[RECORDS Boundary: Start]
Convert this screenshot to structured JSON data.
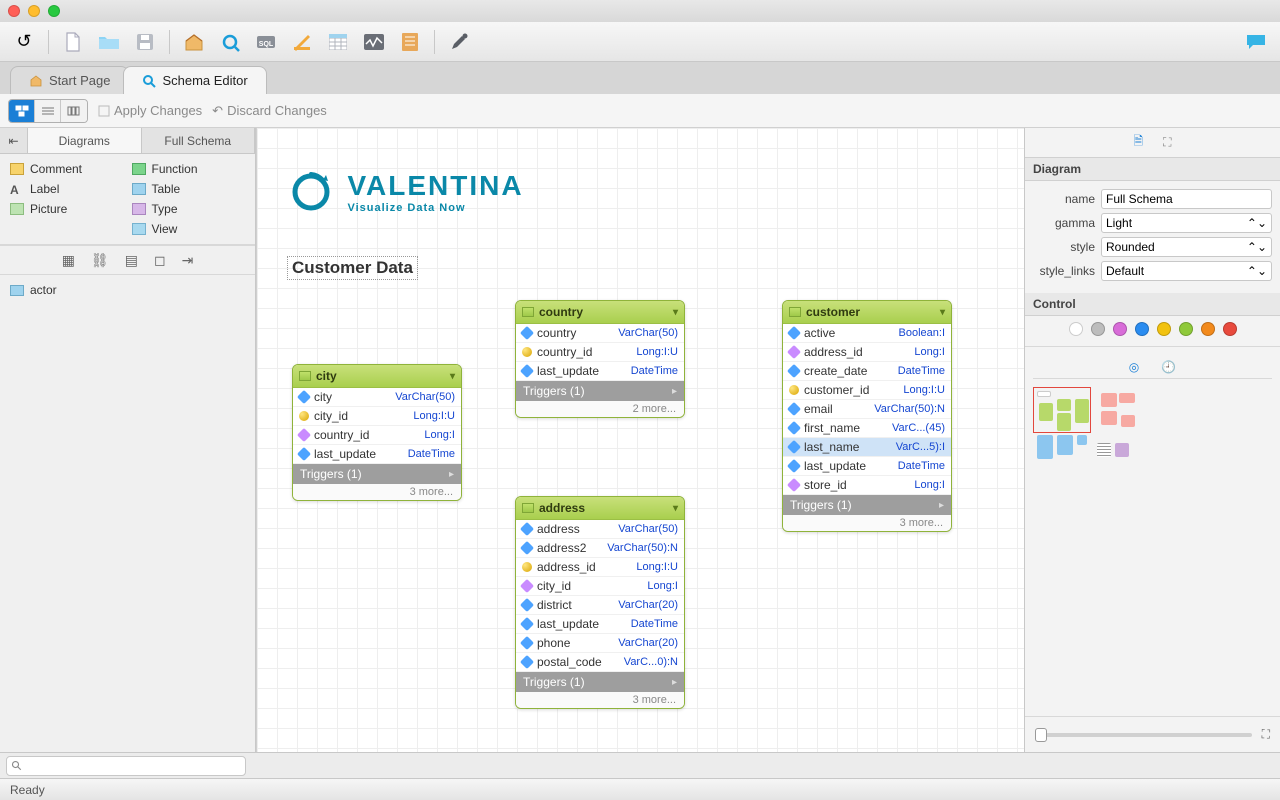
{
  "tabs": {
    "start": "Start Page",
    "schema": "Schema Editor"
  },
  "subtoolbar": {
    "apply": "Apply Changes",
    "discard": "Discard Changes"
  },
  "left": {
    "tabs": {
      "diagrams": "Diagrams",
      "full": "Full Schema"
    },
    "palette": {
      "comment": "Comment",
      "function": "Function",
      "label": "Label",
      "table": "Table",
      "picture": "Picture",
      "type": "Type",
      "view": "View"
    },
    "tree": {
      "actor": "actor"
    }
  },
  "brand": {
    "name": "VALENTINA",
    "tag": "Visualize Data Now"
  },
  "section": "Customer Data",
  "entities": {
    "city": {
      "title": "city",
      "rows": [
        {
          "n": "city",
          "t": "VarChar(50)",
          "k": "fld"
        },
        {
          "n": "city_id",
          "t": "Long:I:U",
          "k": "pk"
        },
        {
          "n": "country_id",
          "t": "Long:I",
          "k": "fk"
        },
        {
          "n": "last_update",
          "t": "DateTime",
          "k": "fld"
        }
      ],
      "trig": "Triggers (1)",
      "more": "3 more..."
    },
    "country": {
      "title": "country",
      "rows": [
        {
          "n": "country",
          "t": "VarChar(50)",
          "k": "fld"
        },
        {
          "n": "country_id",
          "t": "Long:I:U",
          "k": "pk"
        },
        {
          "n": "last_update",
          "t": "DateTime",
          "k": "fld"
        }
      ],
      "trig": "Triggers (1)",
      "more": "2 more..."
    },
    "address": {
      "title": "address",
      "rows": [
        {
          "n": "address",
          "t": "VarChar(50)",
          "k": "fld"
        },
        {
          "n": "address2",
          "t": "VarChar(50):N",
          "k": "fld"
        },
        {
          "n": "address_id",
          "t": "Long:I:U",
          "k": "pk"
        },
        {
          "n": "city_id",
          "t": "Long:I",
          "k": "fk"
        },
        {
          "n": "district",
          "t": "VarChar(20)",
          "k": "fld"
        },
        {
          "n": "last_update",
          "t": "DateTime",
          "k": "fld"
        },
        {
          "n": "phone",
          "t": "VarChar(20)",
          "k": "fld"
        },
        {
          "n": "postal_code",
          "t": "VarC...0):N",
          "k": "fld"
        }
      ],
      "trig": "Triggers (1)",
      "more": "3 more..."
    },
    "customer": {
      "title": "customer",
      "rows": [
        {
          "n": "active",
          "t": "Boolean:I",
          "k": "fld"
        },
        {
          "n": "address_id",
          "t": "Long:I",
          "k": "fk"
        },
        {
          "n": "create_date",
          "t": "DateTime",
          "k": "fld"
        },
        {
          "n": "customer_id",
          "t": "Long:I:U",
          "k": "pk"
        },
        {
          "n": "email",
          "t": "VarChar(50):N",
          "k": "fld"
        },
        {
          "n": "first_name",
          "t": "VarC...(45)",
          "k": "fld"
        },
        {
          "n": "last_name",
          "t": "VarC...5):I",
          "k": "fld",
          "sel": true
        },
        {
          "n": "last_update",
          "t": "DateTime",
          "k": "fld"
        },
        {
          "n": "store_id",
          "t": "Long:I",
          "k": "fk"
        }
      ],
      "trig": "Triggers (1)",
      "more": "3 more..."
    }
  },
  "inspector": {
    "section1": "Diagram",
    "name_label": "name",
    "name_value": "Full Schema",
    "gamma_label": "gamma",
    "gamma_value": "Light",
    "style_label": "style",
    "style_value": "Rounded",
    "links_label": "style_links",
    "links_value": "Default",
    "section2": "Control",
    "colors": [
      "#ffffff",
      "#bdbdbd",
      "#d86cd8",
      "#2a8cf0",
      "#f2c20f",
      "#8fc93a",
      "#f28a1c",
      "#e84a3d"
    ]
  },
  "search_placeholder": "",
  "status": "Ready"
}
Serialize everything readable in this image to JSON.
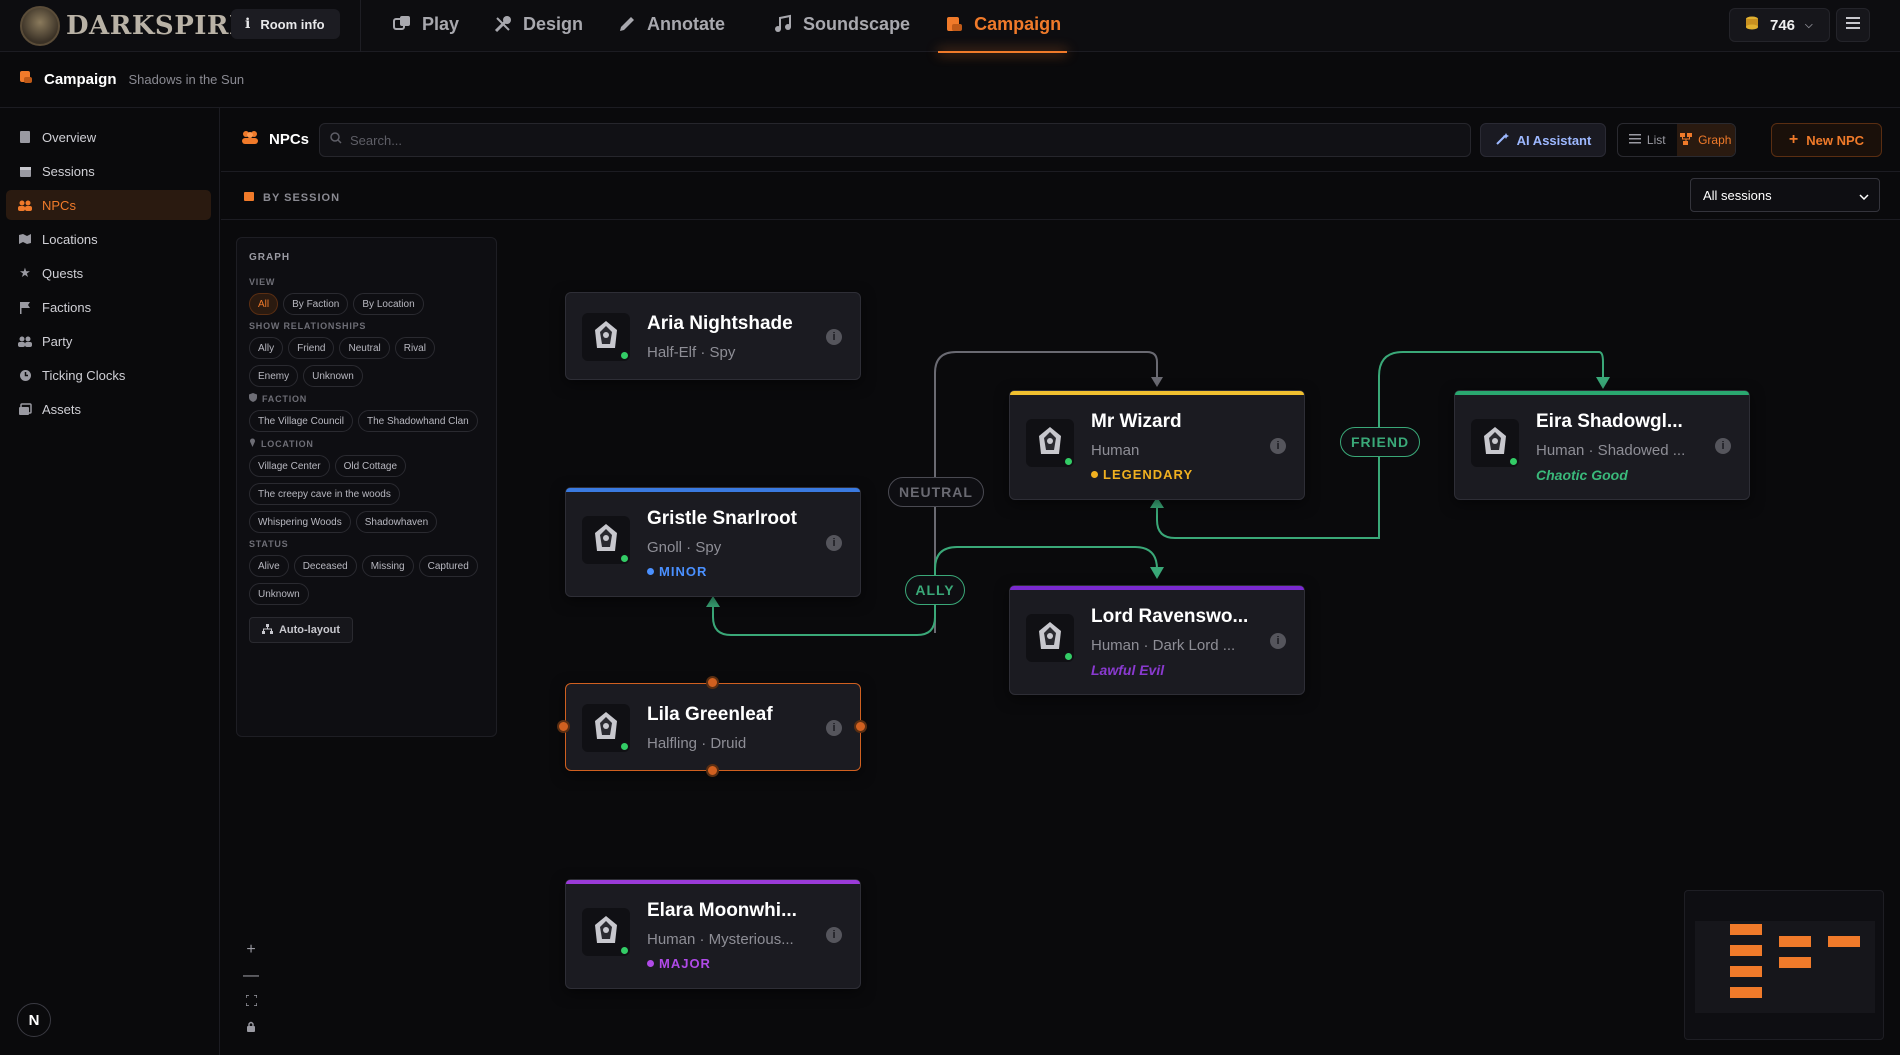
{
  "app": {
    "name": "DARKSPIRE"
  },
  "topbar": {
    "room_info": "Room info",
    "nav": [
      {
        "label": "Play",
        "icon": "dice-icon"
      },
      {
        "label": "Design",
        "icon": "tools-icon"
      },
      {
        "label": "Annotate",
        "icon": "pencil-icon"
      },
      {
        "label": "Soundscape",
        "icon": "music-icon"
      },
      {
        "label": "Campaign",
        "icon": "scroll-icon",
        "active": true
      }
    ],
    "coins": "746"
  },
  "subheader": {
    "title": "Campaign",
    "subtitle": "Shadows in the Sun"
  },
  "sidebar": {
    "items": [
      {
        "label": "Overview",
        "icon": "book-icon"
      },
      {
        "label": "Sessions",
        "icon": "calendar-icon"
      },
      {
        "label": "NPCs",
        "icon": "users-icon",
        "active": true
      },
      {
        "label": "Locations",
        "icon": "map-icon"
      },
      {
        "label": "Quests",
        "icon": "star-icon"
      },
      {
        "label": "Factions",
        "icon": "flag-icon"
      },
      {
        "label": "Party",
        "icon": "party-icon"
      },
      {
        "label": "Ticking Clocks",
        "icon": "clock-icon"
      },
      {
        "label": "Assets",
        "icon": "images-icon"
      }
    ],
    "user_initial": "N"
  },
  "toolbar": {
    "title": "NPCs",
    "search_placeholder": "Search...",
    "ai_label": "AI Assistant",
    "list_label": "List",
    "graph_label": "Graph",
    "new_label": "New NPC"
  },
  "filterbar": {
    "by_session": "BY SESSION",
    "session_value": "All sessions"
  },
  "graph_panel": {
    "title": "GRAPH",
    "view_label": "VIEW",
    "views": [
      "All",
      "By Faction",
      "By Location"
    ],
    "relationships_label": "SHOW RELATIONSHIPS",
    "relationships": [
      "Ally",
      "Friend",
      "Neutral",
      "Rival",
      "Enemy",
      "Unknown"
    ],
    "faction_label": "FACTION",
    "factions": [
      "The Village Council",
      "The Shadowhand Clan"
    ],
    "location_label": "LOCATION",
    "locations": [
      "Village Center",
      "Old Cottage",
      "The creepy cave in the woods",
      "Whispering Woods",
      "Shadowhaven"
    ],
    "status_label": "STATUS",
    "statuses": [
      "Alive",
      "Deceased",
      "Missing",
      "Captured",
      "Unknown"
    ],
    "auto_layout": "Auto-layout"
  },
  "nodes": {
    "aria": {
      "name": "Aria Nightshade",
      "meta": "Half-Elf · Spy"
    },
    "gristle": {
      "name": "Gristle Snarlroot",
      "meta": "Gnoll · Spy",
      "tag": "MINOR",
      "tag_color": "#4a90ff",
      "bar_color": "#3a7ae0"
    },
    "lila": {
      "name": "Lila Greenleaf",
      "meta": "Halfling · Druid"
    },
    "elara": {
      "name": "Elara Moonwhi...",
      "meta": "Human · Mysterious...",
      "tag": "MAJOR",
      "tag_color": "#b04ae8",
      "bar_color": "#9a3ad8"
    },
    "wizard": {
      "name": "Mr Wizard",
      "meta": "Human",
      "tag": "LEGENDARY",
      "tag_color": "#f0b020",
      "bar_color": "#f0c030"
    },
    "lord": {
      "name": "Lord Ravenswo...",
      "meta": "Human · Dark Lord ...",
      "alignment": "Lawful Evil",
      "alignment_color": "#8a3ad0",
      "bar_color": "#7a2ad0"
    },
    "eira": {
      "name": "Eira Shadowgl...",
      "meta": "Human · Shadowed ...",
      "alignment": "Chaotic Good",
      "alignment_color": "#3ab87a",
      "bar_color": "#2aa870"
    }
  },
  "edge_labels": {
    "neutral": "NEUTRAL",
    "ally": "ALLY",
    "friend": "FRIEND"
  },
  "colors": {
    "accent": "#f07a2a",
    "ally": "#3aa878",
    "neutral": "#6a6a72"
  }
}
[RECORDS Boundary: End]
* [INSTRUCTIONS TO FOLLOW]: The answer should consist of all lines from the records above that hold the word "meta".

* [SOLUTION FOR THIS TASK]:
      "meta": "Half-Elf · Spy"
      "meta": "Gnoll · Spy",
      "meta": "Halfling · Druid"
      "meta": "Human · Mysterious...",
      "meta": "Human",
      "meta": "Human · Dark Lord ...",
      "meta": "Human · Shadowed ...",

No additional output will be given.